» DIRECTIONS FOR THIS TASK: Leaving the pictures aside, repeat the entries exactly.

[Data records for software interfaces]
========================================================================

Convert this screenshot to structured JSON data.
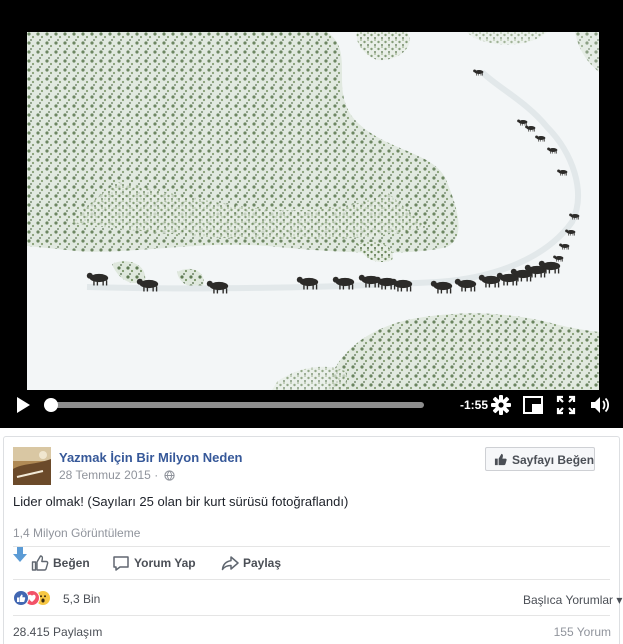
{
  "video": {
    "time_remaining": "-1:55",
    "progress": 0,
    "scene": "aerial-snowfield-wolf-pack-single-file"
  },
  "post": {
    "page_name": "Yazmak İçin Bir Milyon Neden",
    "date": "28 Temmuz 2015",
    "meta_separator": "·",
    "like_page_label": "Sayfayı Beğen",
    "text": "Lider olmak! (Sayıları 25 olan bir kurt sürüsü fotoğraflandı)",
    "views": "1,4 Milyon Görüntüleme"
  },
  "actions": {
    "like": "Beğen",
    "comment": "Yorum Yap",
    "share": "Paylaş"
  },
  "reactions": {
    "count": "5,3 Bin",
    "types": [
      "like-icon",
      "love-icon",
      "wow-icon"
    ]
  },
  "sort": {
    "label": "Başlıca Yorumlar",
    "arrow": "▾"
  },
  "footer": {
    "shares": "28.415 Paylaşım",
    "comments": "155 Yorum"
  },
  "colors": {
    "link": "#365899",
    "like_blue": "#4267b2",
    "love_red": "#f25268",
    "wow_yellow": "#f7c744",
    "save_arrow": "#5b9bd5",
    "muted": "#90949c"
  }
}
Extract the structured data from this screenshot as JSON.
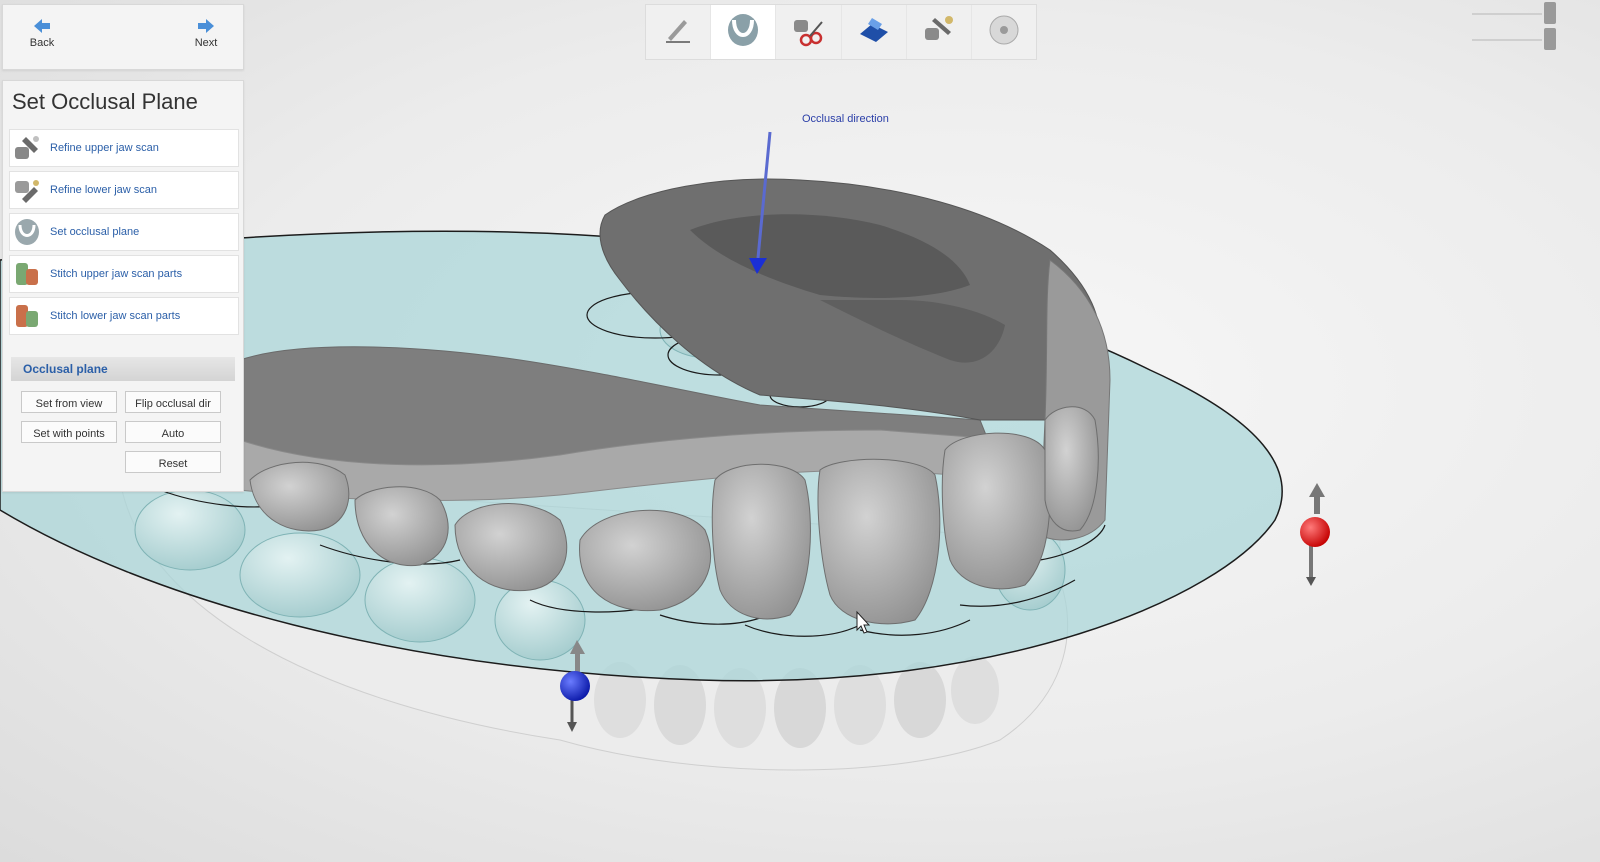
{
  "navigation": {
    "back_label": "Back",
    "next_label": "Next"
  },
  "panel": {
    "title": "Set Occlusal Plane",
    "steps": [
      {
        "label": "Refine upper jaw scan",
        "icon": "refine-upper-jaw-icon"
      },
      {
        "label": "Refine lower jaw scan",
        "icon": "refine-lower-jaw-icon"
      },
      {
        "label": "Set occlusal plane",
        "icon": "occlusal-plane-icon"
      },
      {
        "label": "Stitch upper jaw scan parts",
        "icon": "stitch-upper-jaw-icon"
      },
      {
        "label": "Stitch lower jaw scan parts",
        "icon": "stitch-lower-jaw-icon"
      }
    ]
  },
  "occlusal_plane": {
    "header": "Occlusal plane",
    "buttons": {
      "set_from_view": "Set from view",
      "flip_occlusal_dir": "Flip occlusal dir",
      "set_with_points": "Set with points",
      "auto": "Auto",
      "reset": "Reset"
    }
  },
  "toolbar": {
    "tools": [
      "pencil-icon",
      "jaw-arch-icon",
      "scissors-icon",
      "model-base-icon",
      "refine-tools-icon",
      "disc-icon"
    ],
    "active_index": 1
  },
  "viewport": {
    "occlusal_direction_label": "Occlusal direction"
  },
  "colors": {
    "accent_blue": "#2b5fa8",
    "plane_fill": "#a9d6d8",
    "handle_red": "#e02020",
    "handle_blue": "#1a2fd6"
  }
}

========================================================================

» EXERCISE RESULT:
Convert this screenshot to structured JSON data.
{
  "video": {
    "time_remaining": "-1:55",
    "progress": 0,
    "scene": "aerial-snowfield-wolf-pack-single-file"
  },
  "post": {
    "page_name": "Yazmak İçin Bir Milyon Neden",
    "date": "28 Temmuz 2015",
    "meta_separator": "·",
    "like_page_label": "Sayfayı Beğen",
    "text": "Lider olmak! (Sayıları 25 olan bir kurt sürüsü fotoğraflandı)",
    "views": "1,4 Milyon Görüntüleme"
  },
  "actions": {
    "like": "Beğen",
    "comment": "Yorum Yap",
    "share": "Paylaş"
  },
  "reactions": {
    "count": "5,3 Bin",
    "types": [
      "like-icon",
      "love-icon",
      "wow-icon"
    ]
  },
  "sort": {
    "label": "Başlıca Yorumlar",
    "arrow": "▾"
  },
  "footer": {
    "shares": "28.415 Paylaşım",
    "comments": "155 Yorum"
  },
  "colors": {
    "link": "#365899",
    "like_blue": "#4267b2",
    "love_red": "#f25268",
    "wow_yellow": "#f7c744",
    "save_arrow": "#5b9bd5",
    "muted": "#90949c"
  }
}
Extract the structured data from this screenshot as JSON.
{
  "navigation": {
    "back_label": "Back",
    "next_label": "Next"
  },
  "panel": {
    "title": "Set Occlusal Plane",
    "steps": [
      {
        "label": "Refine upper jaw scan",
        "icon": "refine-upper-jaw-icon"
      },
      {
        "label": "Refine lower jaw scan",
        "icon": "refine-lower-jaw-icon"
      },
      {
        "label": "Set occlusal plane",
        "icon": "occlusal-plane-icon"
      },
      {
        "label": "Stitch upper jaw scan parts",
        "icon": "stitch-upper-jaw-icon"
      },
      {
        "label": "Stitch lower jaw scan parts",
        "icon": "stitch-lower-jaw-icon"
      }
    ]
  },
  "occlusal_plane": {
    "header": "Occlusal plane",
    "buttons": {
      "set_from_view": "Set from view",
      "flip_occlusal_dir": "Flip occlusal dir",
      "set_with_points": "Set with points",
      "auto": "Auto",
      "reset": "Reset"
    }
  },
  "toolbar": {
    "tools": [
      "pencil-icon",
      "jaw-arch-icon",
      "scissors-icon",
      "model-base-icon",
      "refine-tools-icon",
      "disc-icon"
    ],
    "active_index": 1
  },
  "viewport": {
    "occlusal_direction_label": "Occlusal direction"
  },
  "colors": {
    "accent_blue": "#2b5fa8",
    "plane_fill": "#a9d6d8",
    "handle_red": "#e02020",
    "handle_blue": "#1a2fd6"
  }
}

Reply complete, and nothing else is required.